### Data for this task
------------------------------
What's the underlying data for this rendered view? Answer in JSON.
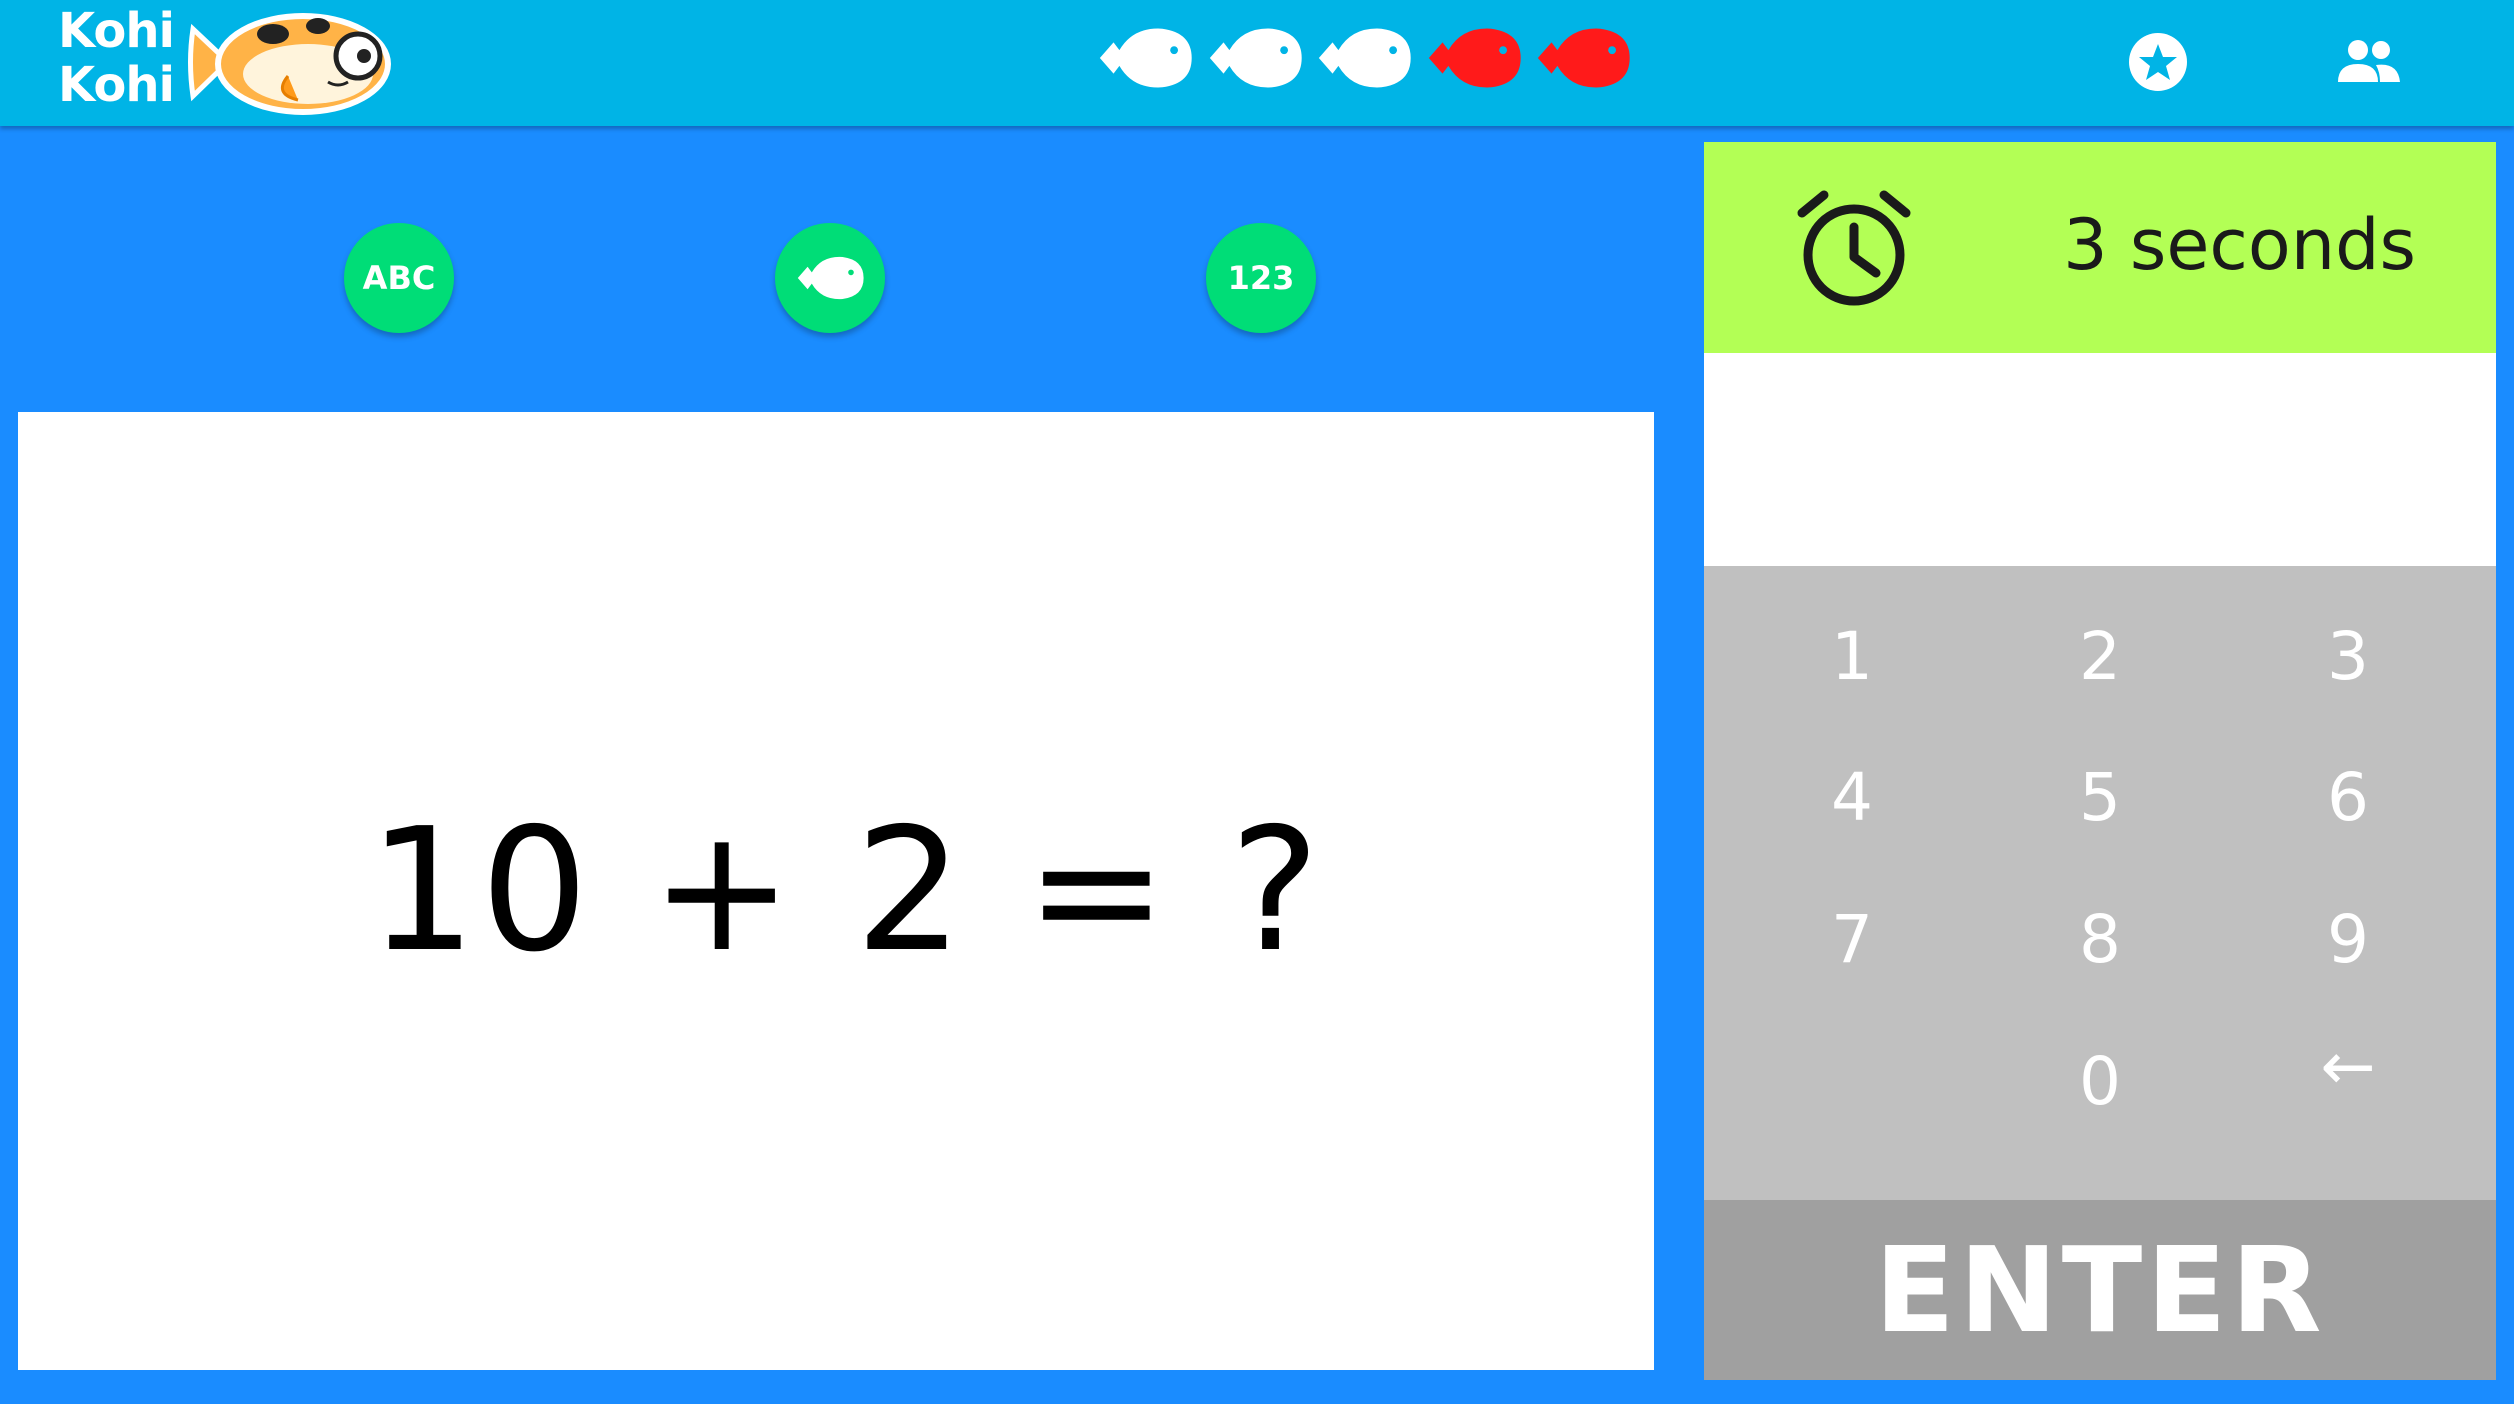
{
  "app": {
    "logo_line1": "Kohi",
    "logo_line2": "Kohi"
  },
  "header": {
    "lives": [
      {
        "state": "remaining",
        "color": "#ffffff",
        "icon": "fish-icon"
      },
      {
        "state": "remaining",
        "color": "#ffffff",
        "icon": "fish-icon"
      },
      {
        "state": "remaining",
        "color": "#ffffff",
        "icon": "fish-icon"
      },
      {
        "state": "lost",
        "color": "#ff1a1a",
        "icon": "fish-icon"
      },
      {
        "state": "lost",
        "color": "#ff1a1a",
        "icon": "fish-icon"
      }
    ],
    "icons": [
      "star-icon",
      "people-icon"
    ]
  },
  "modes": {
    "abc_label": "ABC",
    "fish_icon": "fish-icon",
    "num_label": "123"
  },
  "question": {
    "text": "10 + 2 = ?"
  },
  "timer": {
    "icon": "alarm-clock-icon",
    "text": "3 seconds"
  },
  "answer": {
    "value": ""
  },
  "keypad": {
    "keys": [
      "1",
      "2",
      "3",
      "4",
      "5",
      "6",
      "7",
      "8",
      "9",
      "0",
      "←"
    ],
    "enter_label": "ENTER"
  },
  "colors": {
    "background": "#1a8cff",
    "topbar": "#00b4e6",
    "mode_button": "#00dd77",
    "timer_bar": "#b3ff55",
    "keypad": "#c0c0c0",
    "enter": "#a0a0a0",
    "lost_life": "#ff1a1a"
  }
}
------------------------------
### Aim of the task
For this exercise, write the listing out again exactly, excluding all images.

### Expected answer
What's the underlying data for this rendered view? Answer in JSON.
{
  "app": {
    "logo_line1": "Kohi",
    "logo_line2": "Kohi"
  },
  "header": {
    "lives": [
      {
        "state": "remaining",
        "color": "#ffffff",
        "icon": "fish-icon"
      },
      {
        "state": "remaining",
        "color": "#ffffff",
        "icon": "fish-icon"
      },
      {
        "state": "remaining",
        "color": "#ffffff",
        "icon": "fish-icon"
      },
      {
        "state": "lost",
        "color": "#ff1a1a",
        "icon": "fish-icon"
      },
      {
        "state": "lost",
        "color": "#ff1a1a",
        "icon": "fish-icon"
      }
    ],
    "icons": [
      "star-icon",
      "people-icon"
    ]
  },
  "modes": {
    "abc_label": "ABC",
    "fish_icon": "fish-icon",
    "num_label": "123"
  },
  "question": {
    "text": "10 + 2 = ?"
  },
  "timer": {
    "icon": "alarm-clock-icon",
    "text": "3 seconds"
  },
  "answer": {
    "value": ""
  },
  "keypad": {
    "keys": [
      "1",
      "2",
      "3",
      "4",
      "5",
      "6",
      "7",
      "8",
      "9",
      "0",
      "←"
    ],
    "enter_label": "ENTER"
  },
  "colors": {
    "background": "#1a8cff",
    "topbar": "#00b4e6",
    "mode_button": "#00dd77",
    "timer_bar": "#b3ff55",
    "keypad": "#c0c0c0",
    "enter": "#a0a0a0",
    "lost_life": "#ff1a1a"
  }
}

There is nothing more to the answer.